Finally the natives agreed to help the Americans — despite considerable risk to themselves and their families. Thom wrote a message requesting rescue with pencil and paper, and Kennedy carved a message on a green coconut husk. The natives left with the messages, and the next day several more natives arrived by canoes with instructions from the coast watcher for the senior naval officer to go with them. The natives dropped off food and medical
supplies and a stove, then hid Kennedy under ferns in a large canoe and paddled him to the coast watcher.
The night of Aug. 6, Kennedy was taken to meet up with PT 157, commanded by Lt. W.F. Liebenow, and the natives guided his boat and another, PT 171, to the survivors. By morning the marooned sailors were all high and dry at the Rendova PT base.
Kennedy was awarded the Navy and Marine Corps Medal “for extremely heroic conduct. ... His outstanding courage, endurance and leadership contributed to the saving of several lives and were in keeping with the highest traditions of the United States Naval Service.”

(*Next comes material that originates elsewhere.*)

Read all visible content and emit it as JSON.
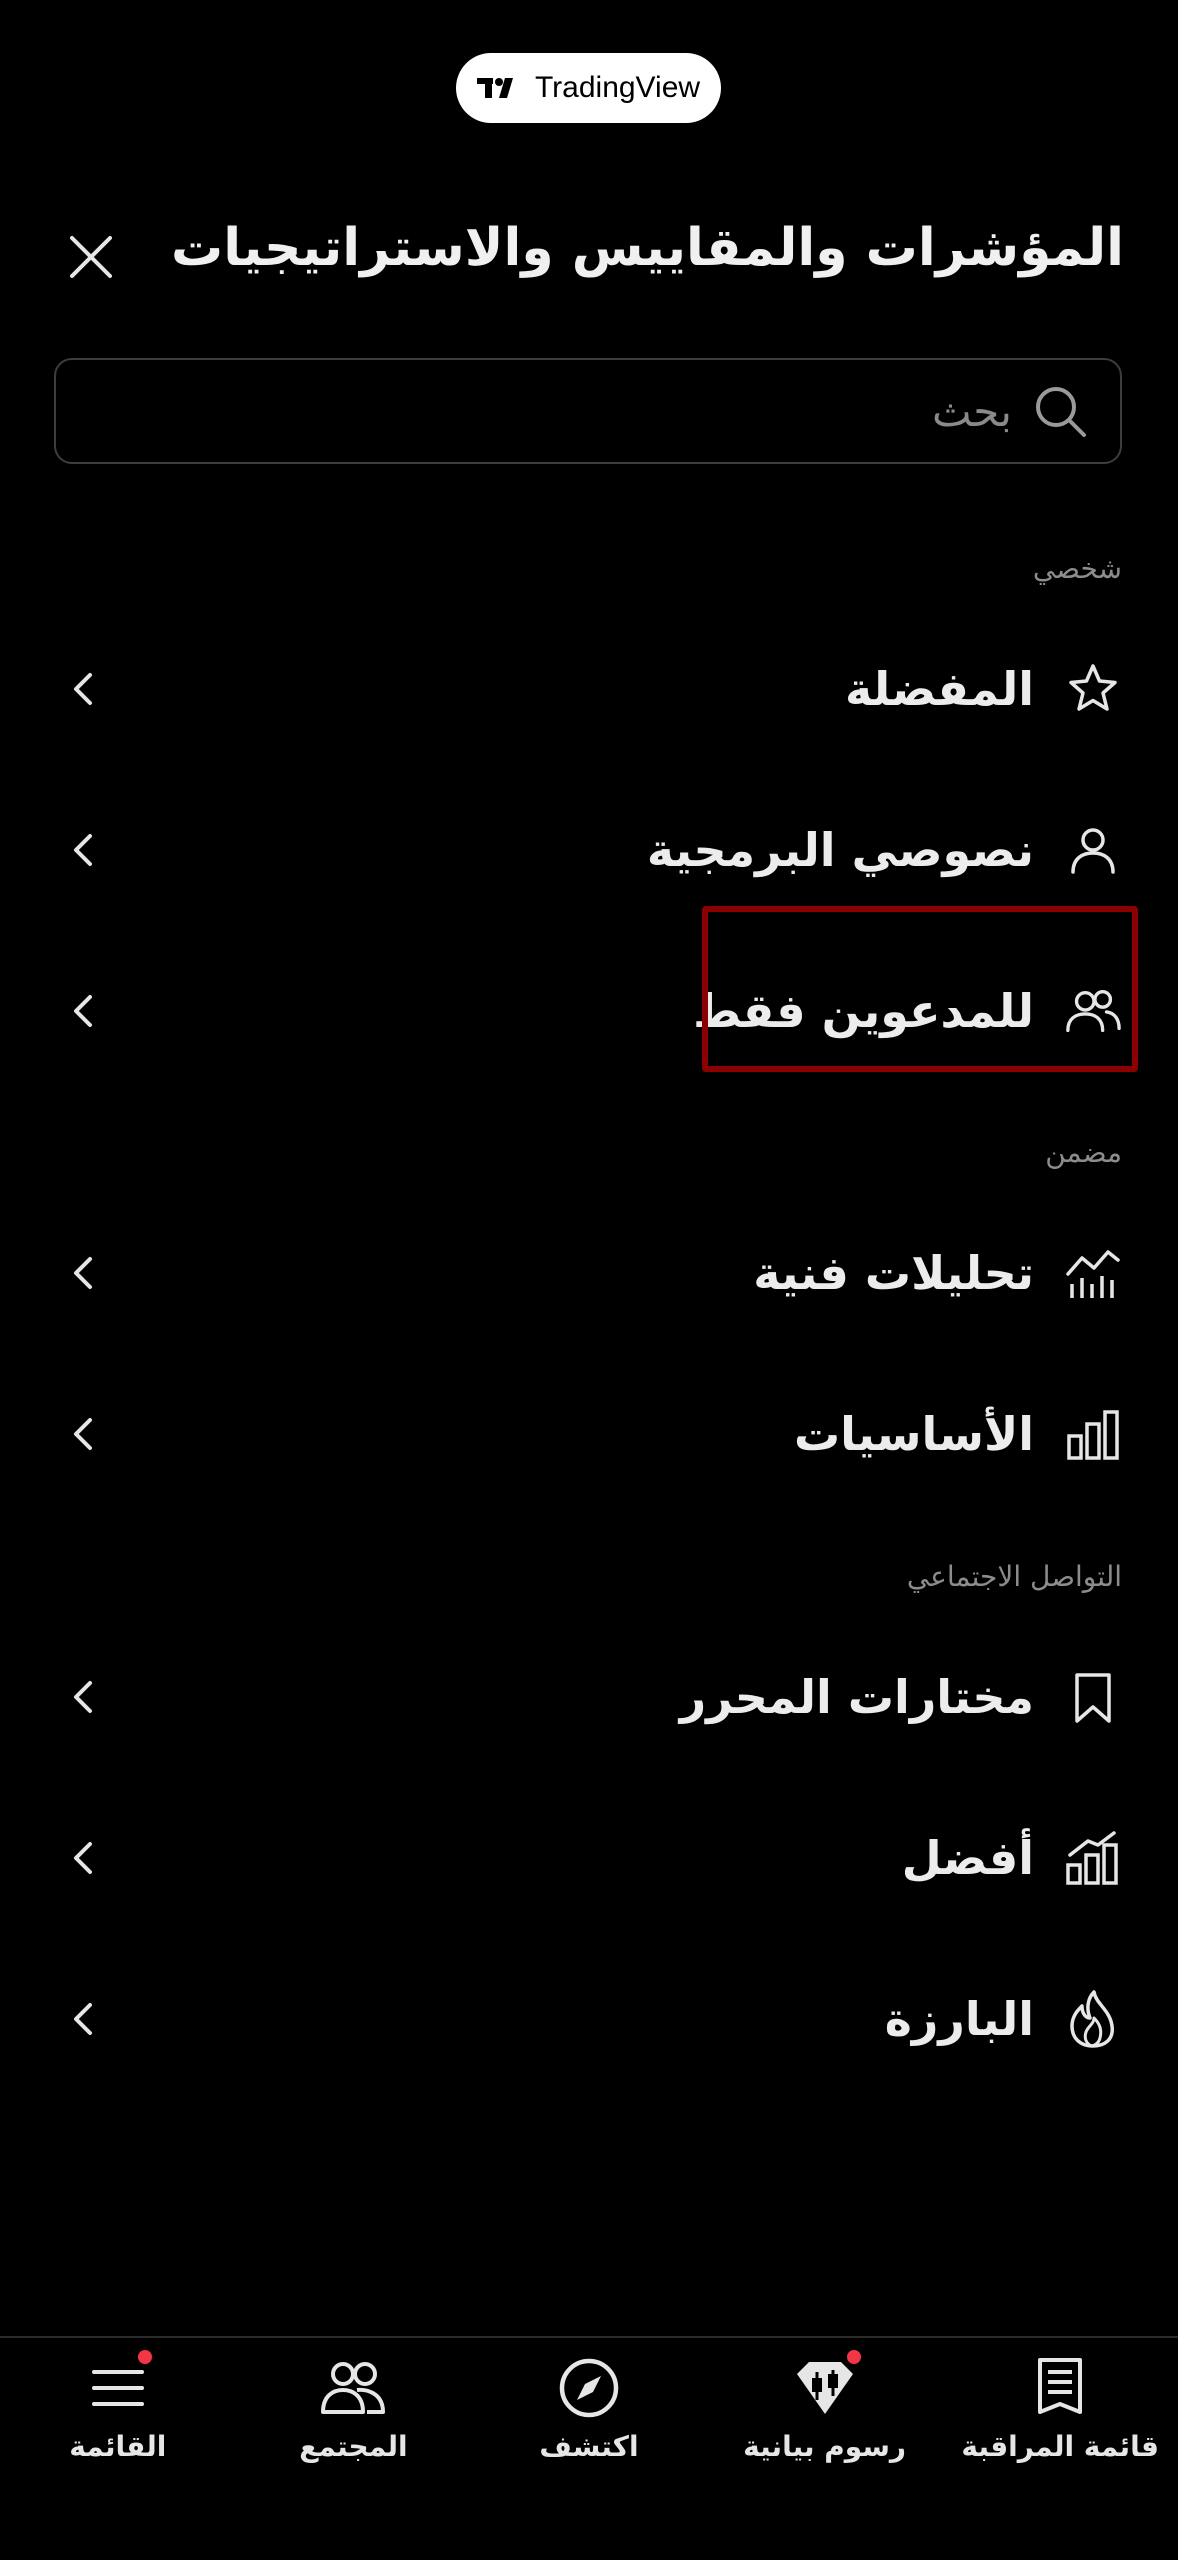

Two months after his near-death experience as captain of 109, Kennedy volunteered to stay in Rendova and fight in the Pacific theater of the war. He would take charge of PT-59, with all of his original crew who were able to serve.
Zinser said he was invited to many events by President Kennedy and his staff during his presidency, beginning with the inauguration — where a replica of PT 109 was made for the parade. All the crewmen who made it through that terrible week in the South Pacific were riding on the replica boat that frigid day in Washington, D.C.
These older Navy war veterans seemed to be young men again, shouting and jeering at one another just as they had years before, and they saluted the man who had kept them alive, through his sustained courage and coolness under the harshest and most hopeless of conditions.
As the replica of PT 109 passed Kennedy, the men acted as if they were at their battle stations, Zinser recalled, half-expecting that their once young and skinny skipper would halt the parade, and take command again. Zinser grinned at the thought.
He remembered JFK's incandescent smile, the proud crewmen and that frozen fragment of time when the new chief executive raised his hand to return their salutes.
“I never was much for crying, but I found myself wiping tears from my eyes all evening on Nov. 22, 1963,” Zinser said, looking up on his wall of a picture when JFK was president.
“He was very special to all of us. I felt that day, when he died, it felt like I'd lost the best friend of my life. ... That's what John Kennedy meant to me,” he said. “I think we all felt that way.”